He was angry over what he saw as the press corps diminishing his Singapore summit with North Korea leader Kim Jong Un. He complained about the tough questioning he received in Helsinki when he met with Russian President Vladimir Putin last month. And he began his rally speech with a 10-minute recap of his 2016 election night victory, bemoaning that Pennsylvania wasn’t the state to clinch the White House for him only because “the fake news refused to call it.”

“They were suffering that night, they were suffering,” Trump said of the election-night pundits. He then promised that the Keystone State would deliver his margin of victory “next time.”

“Only negative stories from the fakers back there,” the president declared.

With each denunciation, the crowd jeered and screamed at reporters in the holding pen.

The inflammatory performance came just hours after White House press secretary Sarah Huckabee Sanders refused to distance herself from Trump’s previous assertions that the media is the “enemy” of the American people. Pressed during a White House briefing on the issue, Sanders said Trump “has made his position known.”

In a heated exchange with reporters, she recited a litany of complaints against the press and blamed the media for inflaming tensions in the country.

“As far as I know, I’m the first press secretary in the history of the United States that’s required Secret Service protection,” she said, accusing the media of continuing “to ratchet up the verbal assault against the president and everyone in this administration.”

Trump’s focus was on defending his own accomplishments and beliefs. He pushed for tougher borders, overstating the threat posed by violent gangs like MS-13 and making the group a stand-in for all immigrants in the United States illegally.

He defended his approach to both Kim and Putin, saying, “it would be a good thing, not a bad thing” to have warmer relations with the hostile powers and dismissing talk that summits with the autocrats elevated them on the world stage.

He bashed the Democratic leadership of Senate Minority Leader Charles Schumer and House Minority Leader Nancy Pelosi and suggested that his frequent foe Rep. Maxine Waters of California was “a new star” of the party.

He raved about the booming economy and said that his blue-collar supporters in states like Pennsylvania were the biggest beneficiaries.

And he looked ahead to his 2020 re-election campaign, touting his new slogan, “Keep America Great Again” while musing whether he wanted Massachusetts U.S. Sen. Elizabeth Warren, whom he decried as “Pocahontas,” or Vermont U.S. Sen. Bernie Sanders, whom he flatly deemed “crazy,” as his opponent.
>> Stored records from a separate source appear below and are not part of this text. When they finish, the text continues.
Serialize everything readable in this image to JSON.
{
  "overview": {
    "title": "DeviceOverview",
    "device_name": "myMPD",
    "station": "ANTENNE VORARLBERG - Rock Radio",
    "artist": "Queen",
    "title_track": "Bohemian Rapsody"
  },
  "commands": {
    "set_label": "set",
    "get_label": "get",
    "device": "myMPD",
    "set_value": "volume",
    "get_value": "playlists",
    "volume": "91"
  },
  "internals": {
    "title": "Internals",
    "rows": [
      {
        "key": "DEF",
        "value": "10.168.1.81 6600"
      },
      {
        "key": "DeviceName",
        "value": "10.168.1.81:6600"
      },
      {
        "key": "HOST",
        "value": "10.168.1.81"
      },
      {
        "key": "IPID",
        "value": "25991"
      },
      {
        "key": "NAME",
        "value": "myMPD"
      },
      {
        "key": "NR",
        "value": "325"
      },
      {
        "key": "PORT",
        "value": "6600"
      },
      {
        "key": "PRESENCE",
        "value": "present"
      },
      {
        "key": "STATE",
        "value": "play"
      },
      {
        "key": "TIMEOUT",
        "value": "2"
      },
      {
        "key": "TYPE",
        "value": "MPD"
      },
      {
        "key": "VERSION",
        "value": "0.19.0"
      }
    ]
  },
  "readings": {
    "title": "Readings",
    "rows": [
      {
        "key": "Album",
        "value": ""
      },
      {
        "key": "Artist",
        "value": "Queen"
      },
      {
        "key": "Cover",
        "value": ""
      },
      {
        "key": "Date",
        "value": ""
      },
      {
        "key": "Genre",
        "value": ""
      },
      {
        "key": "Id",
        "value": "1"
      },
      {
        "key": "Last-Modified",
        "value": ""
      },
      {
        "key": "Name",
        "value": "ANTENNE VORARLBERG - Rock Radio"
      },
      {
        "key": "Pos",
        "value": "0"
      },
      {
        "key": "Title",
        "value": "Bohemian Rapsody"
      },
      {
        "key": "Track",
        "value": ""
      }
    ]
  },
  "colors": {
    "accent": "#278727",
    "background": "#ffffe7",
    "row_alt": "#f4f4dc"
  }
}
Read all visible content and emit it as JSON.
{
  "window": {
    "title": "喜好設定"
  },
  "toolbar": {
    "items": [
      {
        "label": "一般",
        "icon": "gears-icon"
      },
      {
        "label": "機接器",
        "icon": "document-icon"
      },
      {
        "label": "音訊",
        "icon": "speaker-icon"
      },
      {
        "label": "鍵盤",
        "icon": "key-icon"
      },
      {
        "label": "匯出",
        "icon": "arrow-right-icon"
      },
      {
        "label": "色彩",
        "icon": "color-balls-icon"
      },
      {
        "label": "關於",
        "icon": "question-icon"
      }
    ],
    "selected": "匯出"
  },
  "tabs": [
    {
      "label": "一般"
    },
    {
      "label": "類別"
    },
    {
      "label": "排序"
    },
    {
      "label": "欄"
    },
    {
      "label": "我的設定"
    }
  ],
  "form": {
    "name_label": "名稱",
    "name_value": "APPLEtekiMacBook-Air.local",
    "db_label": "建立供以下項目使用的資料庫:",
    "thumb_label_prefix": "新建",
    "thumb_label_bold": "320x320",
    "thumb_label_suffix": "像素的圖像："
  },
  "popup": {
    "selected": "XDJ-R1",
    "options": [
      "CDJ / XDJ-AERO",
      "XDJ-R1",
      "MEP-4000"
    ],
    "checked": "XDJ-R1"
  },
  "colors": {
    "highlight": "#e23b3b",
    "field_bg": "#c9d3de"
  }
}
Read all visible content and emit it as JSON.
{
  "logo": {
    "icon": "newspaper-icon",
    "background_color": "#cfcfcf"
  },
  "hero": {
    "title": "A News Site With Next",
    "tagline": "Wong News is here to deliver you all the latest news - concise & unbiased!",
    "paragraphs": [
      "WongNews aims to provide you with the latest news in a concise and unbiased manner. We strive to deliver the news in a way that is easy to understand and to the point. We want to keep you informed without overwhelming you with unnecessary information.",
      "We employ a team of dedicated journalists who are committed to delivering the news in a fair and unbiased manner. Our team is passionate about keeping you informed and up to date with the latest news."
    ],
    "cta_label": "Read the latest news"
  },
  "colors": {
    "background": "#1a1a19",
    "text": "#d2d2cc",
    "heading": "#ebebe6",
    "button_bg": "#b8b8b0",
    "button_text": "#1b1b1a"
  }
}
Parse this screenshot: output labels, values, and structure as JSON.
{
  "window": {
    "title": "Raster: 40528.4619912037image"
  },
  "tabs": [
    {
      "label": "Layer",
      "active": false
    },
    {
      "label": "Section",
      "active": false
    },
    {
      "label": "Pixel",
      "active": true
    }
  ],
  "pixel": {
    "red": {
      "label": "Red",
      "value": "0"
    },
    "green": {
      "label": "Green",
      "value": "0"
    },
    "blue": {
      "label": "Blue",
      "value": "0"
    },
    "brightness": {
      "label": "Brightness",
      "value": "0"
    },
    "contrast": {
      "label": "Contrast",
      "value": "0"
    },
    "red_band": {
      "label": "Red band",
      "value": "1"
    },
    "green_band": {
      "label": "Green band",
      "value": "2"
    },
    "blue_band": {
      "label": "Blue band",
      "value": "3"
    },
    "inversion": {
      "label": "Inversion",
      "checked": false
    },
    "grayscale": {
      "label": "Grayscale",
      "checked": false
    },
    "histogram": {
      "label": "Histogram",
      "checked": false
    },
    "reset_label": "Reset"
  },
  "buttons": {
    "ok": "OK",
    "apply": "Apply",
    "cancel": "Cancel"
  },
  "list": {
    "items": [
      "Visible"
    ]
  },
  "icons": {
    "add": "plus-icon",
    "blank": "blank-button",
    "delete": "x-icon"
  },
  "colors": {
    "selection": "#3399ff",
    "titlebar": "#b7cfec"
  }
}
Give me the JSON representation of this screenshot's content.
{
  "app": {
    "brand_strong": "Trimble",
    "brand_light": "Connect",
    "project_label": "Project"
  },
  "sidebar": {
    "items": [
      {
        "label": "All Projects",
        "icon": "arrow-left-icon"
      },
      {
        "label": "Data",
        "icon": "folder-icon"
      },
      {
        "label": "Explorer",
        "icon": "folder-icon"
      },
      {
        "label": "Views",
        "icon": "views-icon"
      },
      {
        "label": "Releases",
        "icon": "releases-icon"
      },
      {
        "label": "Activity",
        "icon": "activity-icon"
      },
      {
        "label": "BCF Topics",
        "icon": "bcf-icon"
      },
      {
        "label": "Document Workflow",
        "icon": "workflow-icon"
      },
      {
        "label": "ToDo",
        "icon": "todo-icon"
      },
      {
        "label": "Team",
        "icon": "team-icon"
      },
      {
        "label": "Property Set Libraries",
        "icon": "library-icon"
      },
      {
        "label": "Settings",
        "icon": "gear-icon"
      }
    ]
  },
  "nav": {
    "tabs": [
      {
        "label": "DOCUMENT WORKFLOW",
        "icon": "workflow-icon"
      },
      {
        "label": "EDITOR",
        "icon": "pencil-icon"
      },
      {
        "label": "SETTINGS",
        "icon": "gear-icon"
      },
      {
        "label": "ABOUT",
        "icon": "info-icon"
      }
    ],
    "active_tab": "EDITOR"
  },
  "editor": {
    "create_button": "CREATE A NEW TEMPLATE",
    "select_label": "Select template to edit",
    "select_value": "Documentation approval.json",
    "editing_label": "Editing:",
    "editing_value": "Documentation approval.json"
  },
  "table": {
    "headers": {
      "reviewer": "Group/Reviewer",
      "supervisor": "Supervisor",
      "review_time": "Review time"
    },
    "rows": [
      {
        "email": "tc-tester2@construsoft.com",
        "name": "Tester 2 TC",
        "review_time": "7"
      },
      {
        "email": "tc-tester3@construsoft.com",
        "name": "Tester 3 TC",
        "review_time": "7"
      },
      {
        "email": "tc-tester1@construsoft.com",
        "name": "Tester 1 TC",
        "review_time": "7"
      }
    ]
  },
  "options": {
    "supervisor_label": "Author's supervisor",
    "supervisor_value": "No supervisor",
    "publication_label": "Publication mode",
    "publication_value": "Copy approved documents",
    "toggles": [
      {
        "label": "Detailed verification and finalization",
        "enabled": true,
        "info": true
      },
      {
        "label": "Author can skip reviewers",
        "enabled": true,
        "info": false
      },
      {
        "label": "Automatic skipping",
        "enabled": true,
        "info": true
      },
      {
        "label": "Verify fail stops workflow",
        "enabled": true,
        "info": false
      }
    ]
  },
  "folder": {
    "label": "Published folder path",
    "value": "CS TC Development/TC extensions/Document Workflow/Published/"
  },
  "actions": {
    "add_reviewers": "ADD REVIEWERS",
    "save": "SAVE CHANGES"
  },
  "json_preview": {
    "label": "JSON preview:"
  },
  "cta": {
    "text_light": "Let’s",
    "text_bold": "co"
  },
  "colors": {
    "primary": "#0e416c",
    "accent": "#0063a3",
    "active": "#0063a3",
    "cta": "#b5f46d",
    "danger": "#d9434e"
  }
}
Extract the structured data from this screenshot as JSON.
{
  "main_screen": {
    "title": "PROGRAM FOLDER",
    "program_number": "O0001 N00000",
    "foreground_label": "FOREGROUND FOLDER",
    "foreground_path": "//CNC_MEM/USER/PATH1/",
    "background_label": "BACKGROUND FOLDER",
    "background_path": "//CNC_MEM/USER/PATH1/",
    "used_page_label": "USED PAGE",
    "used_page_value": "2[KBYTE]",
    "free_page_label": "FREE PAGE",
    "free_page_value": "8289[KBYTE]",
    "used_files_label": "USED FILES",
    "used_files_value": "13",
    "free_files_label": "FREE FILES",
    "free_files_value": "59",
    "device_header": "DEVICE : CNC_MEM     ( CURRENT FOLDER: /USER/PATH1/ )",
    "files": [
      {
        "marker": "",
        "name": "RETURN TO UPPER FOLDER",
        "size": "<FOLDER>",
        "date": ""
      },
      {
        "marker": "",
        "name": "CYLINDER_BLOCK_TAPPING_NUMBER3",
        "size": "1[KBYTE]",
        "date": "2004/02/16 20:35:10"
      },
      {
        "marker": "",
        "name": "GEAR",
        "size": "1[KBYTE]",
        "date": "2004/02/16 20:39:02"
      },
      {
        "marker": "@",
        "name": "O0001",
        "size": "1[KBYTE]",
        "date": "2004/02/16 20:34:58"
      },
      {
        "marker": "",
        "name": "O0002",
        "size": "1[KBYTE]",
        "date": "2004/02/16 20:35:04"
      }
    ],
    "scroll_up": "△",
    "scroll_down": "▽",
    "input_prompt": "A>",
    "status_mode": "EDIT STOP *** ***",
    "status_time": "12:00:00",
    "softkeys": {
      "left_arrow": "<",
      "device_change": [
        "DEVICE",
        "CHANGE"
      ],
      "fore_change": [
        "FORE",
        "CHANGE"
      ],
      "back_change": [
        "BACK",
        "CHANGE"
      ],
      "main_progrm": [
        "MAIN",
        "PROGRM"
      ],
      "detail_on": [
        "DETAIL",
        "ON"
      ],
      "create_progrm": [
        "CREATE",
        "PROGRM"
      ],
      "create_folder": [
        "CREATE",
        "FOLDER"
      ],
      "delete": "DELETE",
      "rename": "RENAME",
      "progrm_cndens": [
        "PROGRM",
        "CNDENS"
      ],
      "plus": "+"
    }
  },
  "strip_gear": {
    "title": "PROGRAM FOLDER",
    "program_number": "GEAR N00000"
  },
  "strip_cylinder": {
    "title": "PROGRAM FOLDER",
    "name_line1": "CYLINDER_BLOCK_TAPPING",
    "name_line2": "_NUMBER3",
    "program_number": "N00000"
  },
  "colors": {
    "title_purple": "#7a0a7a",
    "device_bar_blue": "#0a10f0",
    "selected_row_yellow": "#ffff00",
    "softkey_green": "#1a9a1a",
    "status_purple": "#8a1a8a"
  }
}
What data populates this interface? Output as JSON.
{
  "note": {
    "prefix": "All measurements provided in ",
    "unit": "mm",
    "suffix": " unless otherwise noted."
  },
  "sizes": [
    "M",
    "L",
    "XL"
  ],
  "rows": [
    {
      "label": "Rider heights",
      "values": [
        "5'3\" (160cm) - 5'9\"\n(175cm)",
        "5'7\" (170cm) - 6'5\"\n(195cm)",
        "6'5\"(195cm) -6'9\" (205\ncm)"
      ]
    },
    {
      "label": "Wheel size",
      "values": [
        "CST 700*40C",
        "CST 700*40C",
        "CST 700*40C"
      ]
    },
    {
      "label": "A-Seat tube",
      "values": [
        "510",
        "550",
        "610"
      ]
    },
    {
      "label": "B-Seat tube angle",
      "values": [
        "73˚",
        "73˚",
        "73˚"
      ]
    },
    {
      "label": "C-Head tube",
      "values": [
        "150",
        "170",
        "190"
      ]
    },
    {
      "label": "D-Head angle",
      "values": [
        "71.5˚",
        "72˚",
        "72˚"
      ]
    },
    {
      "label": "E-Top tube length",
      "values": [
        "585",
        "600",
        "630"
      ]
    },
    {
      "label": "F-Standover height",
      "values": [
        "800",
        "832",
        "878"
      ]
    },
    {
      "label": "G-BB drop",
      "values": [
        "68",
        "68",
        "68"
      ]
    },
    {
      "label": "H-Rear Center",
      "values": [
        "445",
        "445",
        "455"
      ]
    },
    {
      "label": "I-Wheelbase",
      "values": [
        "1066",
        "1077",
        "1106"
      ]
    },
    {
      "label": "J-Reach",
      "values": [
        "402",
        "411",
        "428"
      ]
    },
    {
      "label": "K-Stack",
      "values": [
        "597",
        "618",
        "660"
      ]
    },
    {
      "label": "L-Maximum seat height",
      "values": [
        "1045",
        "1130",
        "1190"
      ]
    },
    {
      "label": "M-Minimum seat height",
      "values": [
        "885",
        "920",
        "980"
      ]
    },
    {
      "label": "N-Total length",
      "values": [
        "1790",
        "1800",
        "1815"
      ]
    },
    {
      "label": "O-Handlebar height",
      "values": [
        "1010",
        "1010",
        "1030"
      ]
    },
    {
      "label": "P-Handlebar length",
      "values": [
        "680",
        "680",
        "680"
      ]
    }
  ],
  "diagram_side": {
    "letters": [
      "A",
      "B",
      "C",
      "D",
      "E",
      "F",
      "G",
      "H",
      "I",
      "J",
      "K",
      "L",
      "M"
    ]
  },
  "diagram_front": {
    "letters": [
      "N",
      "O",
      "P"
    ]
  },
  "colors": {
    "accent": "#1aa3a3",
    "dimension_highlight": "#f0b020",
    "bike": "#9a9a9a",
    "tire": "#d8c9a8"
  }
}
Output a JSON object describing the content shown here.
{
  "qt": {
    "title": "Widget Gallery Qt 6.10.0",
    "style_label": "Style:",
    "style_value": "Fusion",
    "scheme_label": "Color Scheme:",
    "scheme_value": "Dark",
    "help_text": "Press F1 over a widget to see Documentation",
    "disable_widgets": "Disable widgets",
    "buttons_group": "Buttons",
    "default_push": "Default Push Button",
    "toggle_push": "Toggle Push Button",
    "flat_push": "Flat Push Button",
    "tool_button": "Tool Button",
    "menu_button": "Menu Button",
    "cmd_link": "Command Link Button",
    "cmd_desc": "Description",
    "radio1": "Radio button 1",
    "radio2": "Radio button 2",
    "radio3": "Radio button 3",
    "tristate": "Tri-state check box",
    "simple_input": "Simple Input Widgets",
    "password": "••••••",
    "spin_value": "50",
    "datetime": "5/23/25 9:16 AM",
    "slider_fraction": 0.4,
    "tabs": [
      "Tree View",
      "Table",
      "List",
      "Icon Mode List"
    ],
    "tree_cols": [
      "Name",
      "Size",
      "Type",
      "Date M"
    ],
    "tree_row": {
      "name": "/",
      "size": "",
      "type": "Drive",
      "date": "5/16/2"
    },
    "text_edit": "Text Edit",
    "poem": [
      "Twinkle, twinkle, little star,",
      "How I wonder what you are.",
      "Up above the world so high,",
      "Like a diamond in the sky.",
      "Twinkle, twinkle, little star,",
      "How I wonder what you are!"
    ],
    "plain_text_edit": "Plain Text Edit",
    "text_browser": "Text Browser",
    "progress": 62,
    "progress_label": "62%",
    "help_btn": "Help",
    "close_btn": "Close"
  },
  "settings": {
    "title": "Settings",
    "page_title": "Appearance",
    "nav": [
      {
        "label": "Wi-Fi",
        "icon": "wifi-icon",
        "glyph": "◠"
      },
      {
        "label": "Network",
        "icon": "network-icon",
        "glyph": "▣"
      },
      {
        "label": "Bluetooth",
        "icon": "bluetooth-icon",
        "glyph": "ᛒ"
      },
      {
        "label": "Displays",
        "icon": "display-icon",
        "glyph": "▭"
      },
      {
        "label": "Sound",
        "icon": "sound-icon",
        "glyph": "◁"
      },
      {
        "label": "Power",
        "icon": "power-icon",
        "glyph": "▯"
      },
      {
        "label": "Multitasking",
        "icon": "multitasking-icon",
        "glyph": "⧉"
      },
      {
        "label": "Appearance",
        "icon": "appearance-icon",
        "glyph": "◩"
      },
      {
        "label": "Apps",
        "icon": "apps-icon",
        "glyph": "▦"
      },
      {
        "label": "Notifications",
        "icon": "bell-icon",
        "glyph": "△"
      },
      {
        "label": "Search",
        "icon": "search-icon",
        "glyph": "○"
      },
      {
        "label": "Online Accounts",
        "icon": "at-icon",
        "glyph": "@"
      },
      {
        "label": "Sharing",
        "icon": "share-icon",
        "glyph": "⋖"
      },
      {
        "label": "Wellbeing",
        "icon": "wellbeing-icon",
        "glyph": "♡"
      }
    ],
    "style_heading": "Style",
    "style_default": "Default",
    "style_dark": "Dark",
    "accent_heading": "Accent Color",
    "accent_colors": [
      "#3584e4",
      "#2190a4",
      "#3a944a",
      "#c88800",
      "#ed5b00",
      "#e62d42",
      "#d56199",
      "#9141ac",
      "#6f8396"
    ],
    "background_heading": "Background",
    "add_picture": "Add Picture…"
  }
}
The rally came at a perilous time for Trump, who, the day before, had bluntly declared via tweet that his attorney general should terminate the federal probe into the campaign that took him to the White House. It was a newly fervent attack on the special counsel investigation that could imperil his presidency.

Sanders scrambled to explain that Trump’s tweet was “not an order” and that the president was not directing his attorney general to do anything. “It’s the president’s opinion,” she said.

But it again raised the specter that Trump could try to more directly bring special counsel Robert Mueller’s Russia-Trump election-collusion probe to a premature end. And it revived the idea that the president’s tweets themselves might be used as evidence that he is attempting to obstruct justice.

Negotiations have also started again about a possible presidential interview as Mueller’s team has offered the White House format changes, perhaps willing to limit some questions asked of Trump or accept some answers in writing, according to a person briefed on the proposal who wasn’t authorized to discuss private talks and spoke on condition of anonymity.

Want a digest of WHYY’s programs, events & stories? Sign up for our weekly newsletter.

It will take 126,000 members this year for great news and programs to thrive. Help us get to 100% of the goal.